With his appetite for a worthy contract sated, James is anxious to prove he can make a dollar out of 15 cents—that is, get the Cardinals to the playoffs. James says Manning forced players to come up to his level if they wanted the ball; James is trying to bring the same sense of urgency to Arizona. "P wasn't going to throw it to you if you weren't open," he says. "You always had to be on your game. Absence creates that. If you don't have that ball, then you have more respect for it. When it comes your way, you want to do more with it."
And James wants to do a lot with it. Throughout his career he's sought advice on running the ball from guys such as Barry Sanders. He keeps his stats from every season in a notebook, along with the weight he maintained throughout the year, so he can track when his performance peaks. He's 20th on the NFL's list of all-time leading rushers, 108 yards behind Earl Campbell. And he keeps the top 20 and their yardage in his Sidekick, so where he's headed is never far from his fingertips. Then again, it may take James longer to crack the top 10 with the Cardinals, where last year's primary backs—Marcel Shipp and J.J. Arrington—combined for 685 fewer yards than James did all by himself in Indy. "Back there, everybody was on the same page," James says. "When you have that, it's ridiculous what can happen."
Thus, James' constant efforts to recreate in Arizona the chemistry the Colts had in Indy. He's gotten more Cardinals together at more cookouts, parties, restaurants, nightclubs, pool halls and bowling alleys than anyone can remember. But like any good gambler, he's hedging his bets. The Cards, especially the O-line, won't jell just because they're playing nice off the field. Which is why James asked Green to tweak his playbook. Gone
are the last-second shifts Green prefers on a lot of his plays. Instead, James will be able to settle in and get as much time as possible to read the defense. "A lot of runners try to make everybody react to them," Warner says. "But the great ones are patient enough to understand what the defense is doing, wait for them to commit and then make their move."
Not that James can't see room for improvement in his game. "He's on me every day," says Wilson, the running backs coach. "'Hey, what did I do wrong?

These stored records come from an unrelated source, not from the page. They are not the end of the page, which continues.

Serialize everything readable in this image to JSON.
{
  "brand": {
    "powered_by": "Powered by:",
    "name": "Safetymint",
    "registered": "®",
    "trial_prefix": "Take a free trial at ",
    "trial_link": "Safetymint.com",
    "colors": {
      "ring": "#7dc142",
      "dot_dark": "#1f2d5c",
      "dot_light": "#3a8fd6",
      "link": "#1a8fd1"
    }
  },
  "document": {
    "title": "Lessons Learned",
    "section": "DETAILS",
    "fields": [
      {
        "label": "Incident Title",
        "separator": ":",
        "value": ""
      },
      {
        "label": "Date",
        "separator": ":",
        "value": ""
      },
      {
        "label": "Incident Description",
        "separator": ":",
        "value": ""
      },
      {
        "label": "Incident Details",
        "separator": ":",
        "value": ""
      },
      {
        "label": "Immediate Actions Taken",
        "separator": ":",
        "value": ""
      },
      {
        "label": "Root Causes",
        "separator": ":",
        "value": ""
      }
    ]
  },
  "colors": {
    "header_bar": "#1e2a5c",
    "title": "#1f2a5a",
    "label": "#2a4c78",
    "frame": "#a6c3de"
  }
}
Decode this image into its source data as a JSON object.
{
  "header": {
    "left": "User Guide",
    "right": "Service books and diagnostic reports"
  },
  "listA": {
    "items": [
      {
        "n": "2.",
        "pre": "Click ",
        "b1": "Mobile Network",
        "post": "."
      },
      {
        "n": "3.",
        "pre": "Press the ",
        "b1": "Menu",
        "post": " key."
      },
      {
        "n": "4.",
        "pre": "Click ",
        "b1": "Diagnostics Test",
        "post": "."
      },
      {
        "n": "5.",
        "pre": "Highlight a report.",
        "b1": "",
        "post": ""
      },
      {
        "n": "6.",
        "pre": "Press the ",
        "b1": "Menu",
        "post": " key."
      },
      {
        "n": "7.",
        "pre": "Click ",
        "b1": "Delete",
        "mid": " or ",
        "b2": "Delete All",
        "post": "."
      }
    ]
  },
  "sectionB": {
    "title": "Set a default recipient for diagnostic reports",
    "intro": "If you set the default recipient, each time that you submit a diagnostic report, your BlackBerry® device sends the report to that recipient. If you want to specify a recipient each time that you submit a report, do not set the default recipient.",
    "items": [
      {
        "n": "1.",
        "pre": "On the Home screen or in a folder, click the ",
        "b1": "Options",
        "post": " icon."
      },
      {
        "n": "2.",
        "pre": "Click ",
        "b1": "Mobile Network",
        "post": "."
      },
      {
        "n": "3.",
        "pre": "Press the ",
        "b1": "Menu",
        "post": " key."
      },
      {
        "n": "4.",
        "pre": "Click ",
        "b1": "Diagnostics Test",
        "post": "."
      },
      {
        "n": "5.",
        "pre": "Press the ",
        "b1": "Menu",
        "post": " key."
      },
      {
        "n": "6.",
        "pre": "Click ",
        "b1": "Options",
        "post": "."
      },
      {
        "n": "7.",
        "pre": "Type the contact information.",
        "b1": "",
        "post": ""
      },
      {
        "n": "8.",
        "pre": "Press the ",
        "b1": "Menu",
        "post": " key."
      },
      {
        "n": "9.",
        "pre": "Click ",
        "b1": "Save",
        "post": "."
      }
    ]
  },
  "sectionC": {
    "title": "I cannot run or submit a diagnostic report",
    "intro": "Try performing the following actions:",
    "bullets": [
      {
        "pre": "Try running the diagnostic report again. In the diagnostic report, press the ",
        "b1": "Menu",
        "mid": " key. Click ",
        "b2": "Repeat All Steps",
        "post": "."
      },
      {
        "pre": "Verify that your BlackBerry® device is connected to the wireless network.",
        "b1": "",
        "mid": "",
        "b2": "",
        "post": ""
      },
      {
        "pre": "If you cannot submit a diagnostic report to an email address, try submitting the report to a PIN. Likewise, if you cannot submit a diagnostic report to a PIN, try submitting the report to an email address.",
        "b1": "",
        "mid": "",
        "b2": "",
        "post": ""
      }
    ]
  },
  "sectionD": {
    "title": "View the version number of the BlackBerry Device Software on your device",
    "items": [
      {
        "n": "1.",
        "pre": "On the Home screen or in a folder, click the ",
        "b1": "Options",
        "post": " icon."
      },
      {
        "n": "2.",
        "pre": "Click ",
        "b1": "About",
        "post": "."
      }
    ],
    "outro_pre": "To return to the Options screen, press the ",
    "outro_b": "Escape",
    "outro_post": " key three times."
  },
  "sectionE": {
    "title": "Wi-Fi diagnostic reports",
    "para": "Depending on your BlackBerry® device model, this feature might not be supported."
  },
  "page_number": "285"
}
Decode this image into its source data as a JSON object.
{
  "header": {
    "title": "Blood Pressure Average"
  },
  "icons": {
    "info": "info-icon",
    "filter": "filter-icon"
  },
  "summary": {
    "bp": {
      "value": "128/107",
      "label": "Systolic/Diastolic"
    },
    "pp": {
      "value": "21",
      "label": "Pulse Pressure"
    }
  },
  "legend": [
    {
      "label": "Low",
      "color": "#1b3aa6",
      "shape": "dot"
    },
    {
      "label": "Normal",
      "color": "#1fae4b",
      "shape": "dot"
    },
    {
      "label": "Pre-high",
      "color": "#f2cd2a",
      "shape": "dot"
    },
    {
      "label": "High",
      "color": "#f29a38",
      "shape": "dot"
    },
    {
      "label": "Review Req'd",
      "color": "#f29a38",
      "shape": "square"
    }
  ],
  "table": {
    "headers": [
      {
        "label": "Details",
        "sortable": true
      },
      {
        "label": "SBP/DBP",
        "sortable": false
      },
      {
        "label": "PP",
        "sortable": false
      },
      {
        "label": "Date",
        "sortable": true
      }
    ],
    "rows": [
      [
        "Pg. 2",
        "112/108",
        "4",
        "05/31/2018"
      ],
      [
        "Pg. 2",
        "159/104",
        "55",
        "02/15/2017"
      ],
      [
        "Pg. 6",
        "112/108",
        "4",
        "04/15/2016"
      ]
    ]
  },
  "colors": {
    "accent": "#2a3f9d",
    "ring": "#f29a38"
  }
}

What about my footwork? What about my ball security?' That's the greatness in him."
Cardinals fans see it too. In late July, there's a long line waiting for James' autograph in a Phoenix Sam's Club. A Hispanic teen comes up to the table, flashes his own ice-grill smile, throws a peace sign and walks away. A blonde mom brings up her kids for pictures. Then a middleaged white guy comes up to get his red No. 32 jersey signed, his face beaming. Before departing he tells James, "Thanks for coming here—we need you."
"Hey," James counters. "I need you."
Then he laughs and welcomes the next person in line. Because everyone matters on James' new team.